When does a person's body not completely belong to that person? When the United States Patent and Trademark Office awards patents for human genes, that's when. But a court ruling could make all that change.

Myriad Genetics (Nasdaq: MYGN) holds patents on two genes, BRCA1 and BRCA2, and for the next 20 years that company is the only entity that has the rights to those genes -- including, even, the people within whom those genes reside. Those BRCA genes are particularly important because they've been associated with hereditary forms of breast and ovarian cancer. Their purpose is to suppress cancerous tumors. Mutations in the genes, though, can indicate a higher risk of cancer. Myriad has developed tests for those mutations. Because it owns the exclusive rights to those genes -- not just the test -- the company can prevent anyone else from testing, studying, or even looking at them. If you want to be tested, you have to go through Myriad. Period.

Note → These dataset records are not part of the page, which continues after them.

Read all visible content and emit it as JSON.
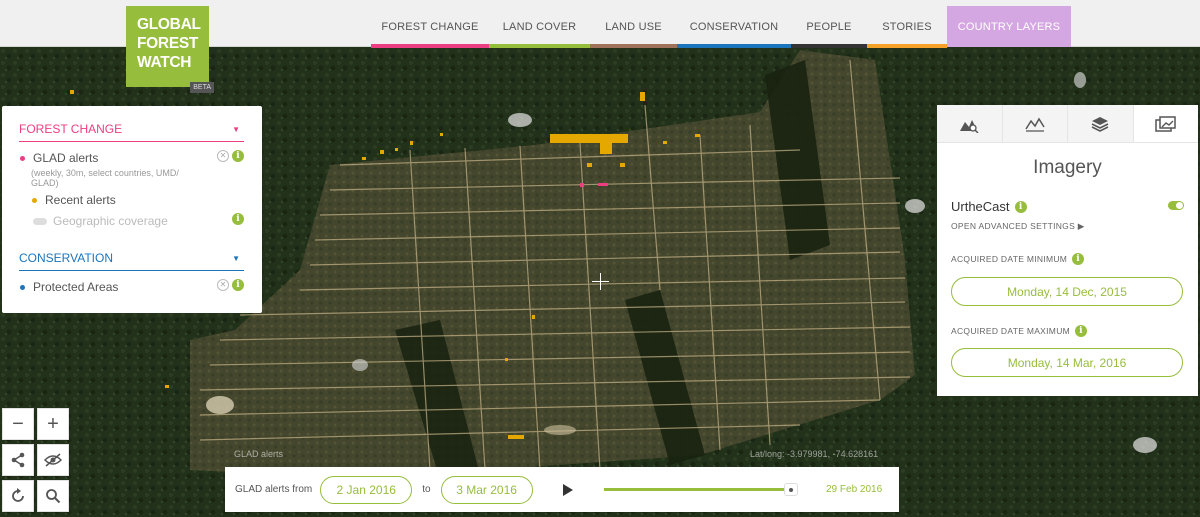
{
  "logo": {
    "line1": "GLOBAL",
    "line2": "FOREST",
    "line3": "WATCH",
    "badge": "BETA"
  },
  "nav": [
    {
      "label": "FOREST CHANGE",
      "color": "#ed3e83"
    },
    {
      "label": "LAND COVER",
      "color": "#97bd3d"
    },
    {
      "label": "LAND USE",
      "color": "#a0715b"
    },
    {
      "label": "CONSERVATION",
      "color": "#1b75bc"
    },
    {
      "label": "PEOPLE",
      "color": "#333333"
    },
    {
      "label": "STORIES",
      "color": "#f7a12b"
    },
    {
      "label": "COUNTRY LAYERS",
      "color": "#d5a7e2"
    }
  ],
  "left_panel": {
    "forest_change": {
      "title": "FOREST CHANGE",
      "color": "#ed3e83",
      "glad_label": "GLAD alerts",
      "glad_desc": "(weekly, 30m, select countries, UMD/ GLAD)",
      "recent_label": "Recent alerts",
      "coverage_label": "Geographic coverage"
    },
    "conservation": {
      "title": "CONSERVATION",
      "color": "#1b75bc",
      "protected_label": "Protected Areas"
    }
  },
  "right_panel": {
    "tabs": [
      "analysis-icon",
      "chart-icon",
      "layers-icon",
      "imagery-icon"
    ],
    "title": "Imagery",
    "source": "UrtheCast",
    "advanced": "OPEN ADVANCED SETTINGS",
    "min_label": "ACQUIRED DATE MINIMUM",
    "min_value": "Monday, 14 Dec, 2015",
    "max_label": "ACQUIRED DATE MAXIMUM",
    "max_value": "Monday, 14 Mar, 2016"
  },
  "map": {
    "glad_label": "GLAD alerts",
    "latlong": "Lat/long: -3.979981, -74.628161"
  },
  "timeline": {
    "label": "GLAD alerts from",
    "from": "2 Jan 2016",
    "to_word": "to",
    "to": "3 Mar 2016",
    "current": "29 Feb  2016",
    "progress": 0.95
  },
  "colors": {
    "accent": "#97bd3d",
    "alert": "#e5a800"
  }
}
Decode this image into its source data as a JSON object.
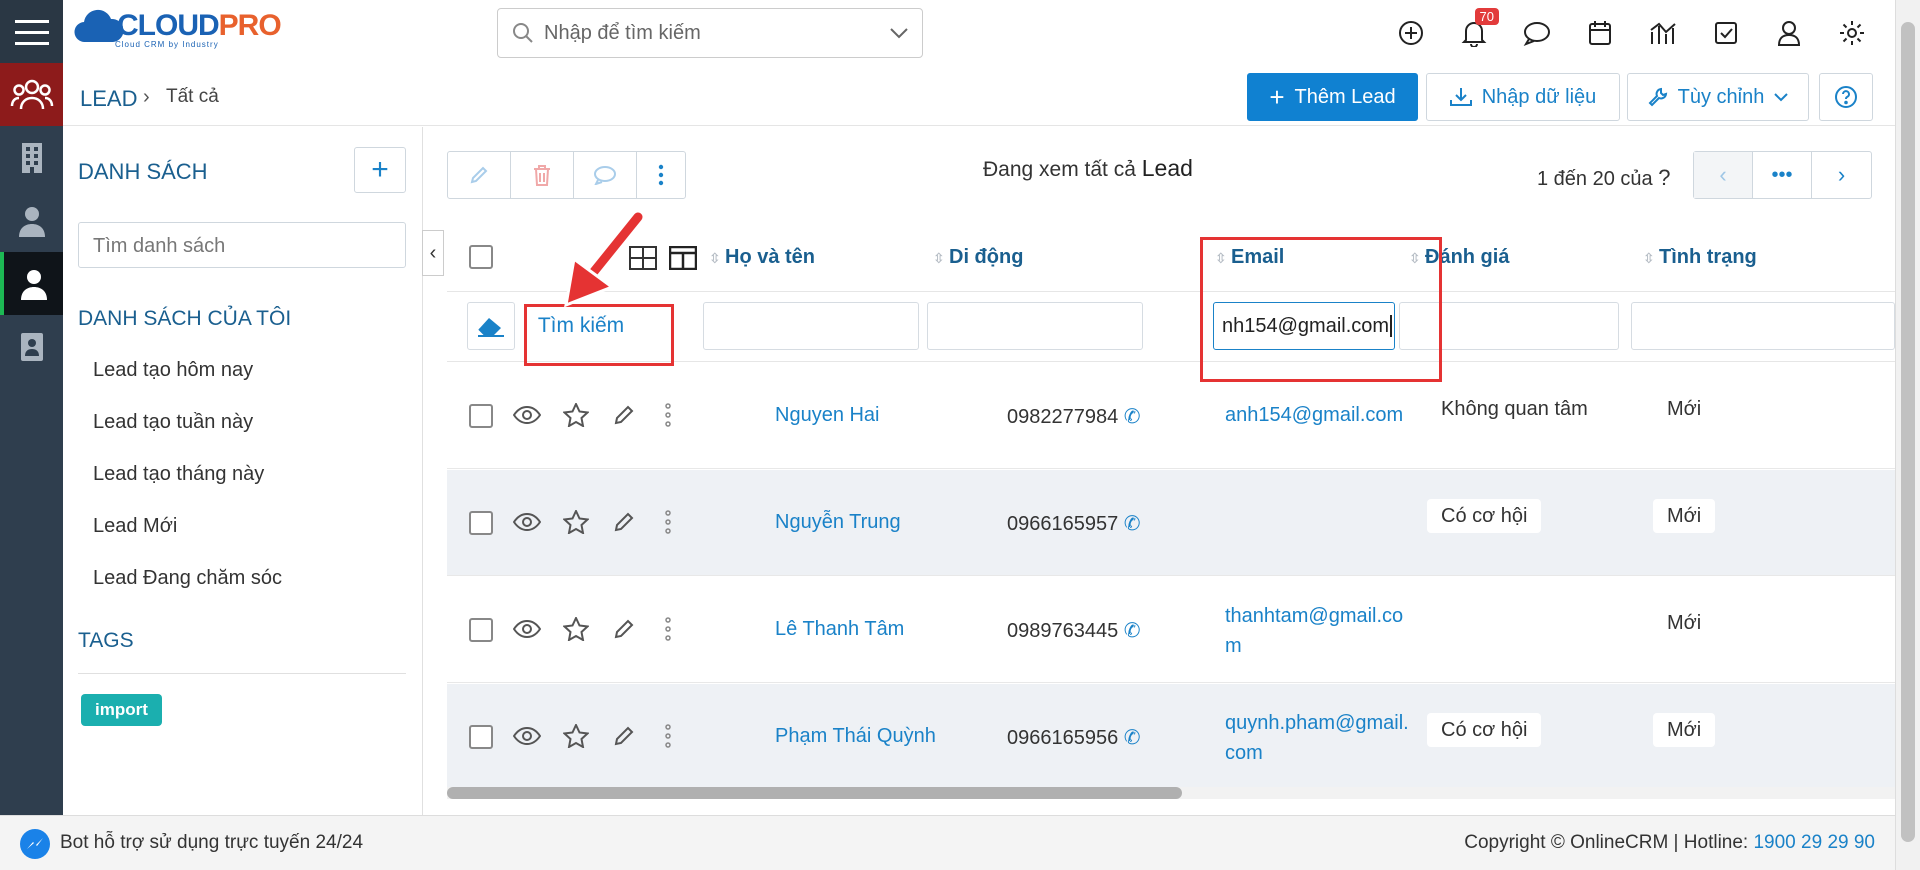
{
  "app": {
    "logo_main": "CLOUD",
    "logo_accent": "PRO",
    "logo_sub": "Cloud CRM by Industry"
  },
  "search": {
    "placeholder": "Nhập để tìm kiếm"
  },
  "notifications": {
    "count": "70"
  },
  "breadcrumb": {
    "module": "LEAD",
    "current": "Tất cả"
  },
  "actions": {
    "add_lead": "Thêm Lead",
    "import": "Nhập dữ liệu",
    "customize": "Tùy chỉnh"
  },
  "sidebar": {
    "lists_title": "DANH SÁCH",
    "search_placeholder": "Tìm danh sách",
    "my_lists_title": "DANH SÁCH CỦA TÔI",
    "items": [
      "Lead tạo hôm nay",
      "Lead tạo tuần này",
      "Lead tạo tháng này",
      "Lead Mới",
      "Lead Đang chăm sóc"
    ],
    "tags_title": "TAGS",
    "tag": "import"
  },
  "view": {
    "viewing_prefix": "Đang xem tất cả",
    "viewing_module": "Lead",
    "pager_text": "1 đến 20 của",
    "pager_help": "?"
  },
  "table": {
    "columns": [
      "Họ và tên",
      "Di động",
      "Email",
      "Đánh giá",
      "Tình trạng"
    ],
    "search_label": "Tìm kiếm",
    "email_filter_value": "nh154@gmail.com",
    "rows": [
      {
        "name": "Nguyen Hai",
        "phone": "0982277984",
        "email_l1": "anh154@gmail.com",
        "email_l2": "",
        "rating": "Không quan tâm",
        "status": "Mới"
      },
      {
        "name": "Nguyễn Trung",
        "phone": "0966165957",
        "email_l1": "",
        "email_l2": "",
        "rating": "Có cơ hội",
        "status": "Mới"
      },
      {
        "name": "Lê Thanh Tâm",
        "phone": "0989763445",
        "email_l1": "thanhtam@gmail.co",
        "email_l2": "m",
        "rating": "",
        "status": "Mới"
      },
      {
        "name": "Phạm Thái Quỳnh",
        "phone": "0966165956",
        "email_l1": "quynh.pham@gmail.",
        "email_l2": "com",
        "rating": "Có cơ hội",
        "status": "Mới"
      }
    ]
  },
  "footer": {
    "bot_text": "Bot hỗ trợ sử dụng trực tuyến 24/24",
    "copyright": "Copyright © OnlineCRM | Hotline: ",
    "hotline": "1900 29 29 90"
  },
  "colors": {
    "primary": "#1081d1",
    "link": "#1a82c8",
    "rail": "#2f3e4e",
    "annotation": "#e53333",
    "tag": "#1bafaf"
  }
}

The BRCA genes aren't the only parts of the human body not completely belonging to … well, their human owners. About 20% of the human genome has already been patented, and nearly half of it by private companies -- including genes associated with muscular dystrophy and heart attacks. Thanks to recent acquisitions, Quest Diagnostics (NYSE: DGX) holds both of those patents. Bio-Rad (NYSE: BIO) owns those related to hemochromatosis, a disorder that causes your body to absorb too much iron. And that's just the tip of the iceberg. Incyte (Nasdaq: INCY) alone holds approximately 2,000 human gene patents.

See you in court
But all that may end. Last year, a U.S. District Court judge struck down those BRCA patents in a suit from the American Civil Liberties Union and others, which argued that genes fall outside the realm of patentable things. The judge agreed, ruling that the patents were "improperly granted" because they involved a "law of nature." Myriad is appealing that decision, and I wouldn't be surprised to see this case pushed all the way up to the Supreme Court.

Another medical patent case is already on the high court's docket and could have an impact on the Myriad case. The justices will hear an appeal from the not-for-profit Mayo Clinic challenging the validity of Prometheus Laboratories' two patents relating to the testing for and treatment of gastrointestinal disorders. Mayo claims that Prometheus cannot have the sole right to observe a natural phenomenon -- in this case, how the body reacts to certain drugs.

All health-sciences companies that rely on patent protections will be watching these cases closely. Genomic Health (Nasdaq: GHDX) wrote in an amicus brief to the Supreme Court in a 2009 case that without patent protections it would have a harder time obtaining the funding needed for future research in personalized medicine and that, in the end, patients will suffer.

In regard to the BRCA gene testing, right now Myriad charges around $3,000 for performing those tests. If the company loses the case and those genes enter the public domain, there are geneticists out there saying they could charge $300 or less. This high-risk industry has a right to be worried.

Add Myriad Genetics, Quest Diagnostics, Bio-Rad,  Incyte, and Genomic Health to your Watchlist.

This article represents the opinion of the writer, who may disagree with the “official” recommendation position of a Motley Fool premium advisory service. We’re motley! Questioning an investing thesis -- even one of our own -- helps us all think critically about investing and make decisions that help us become smarter, happier, and richer.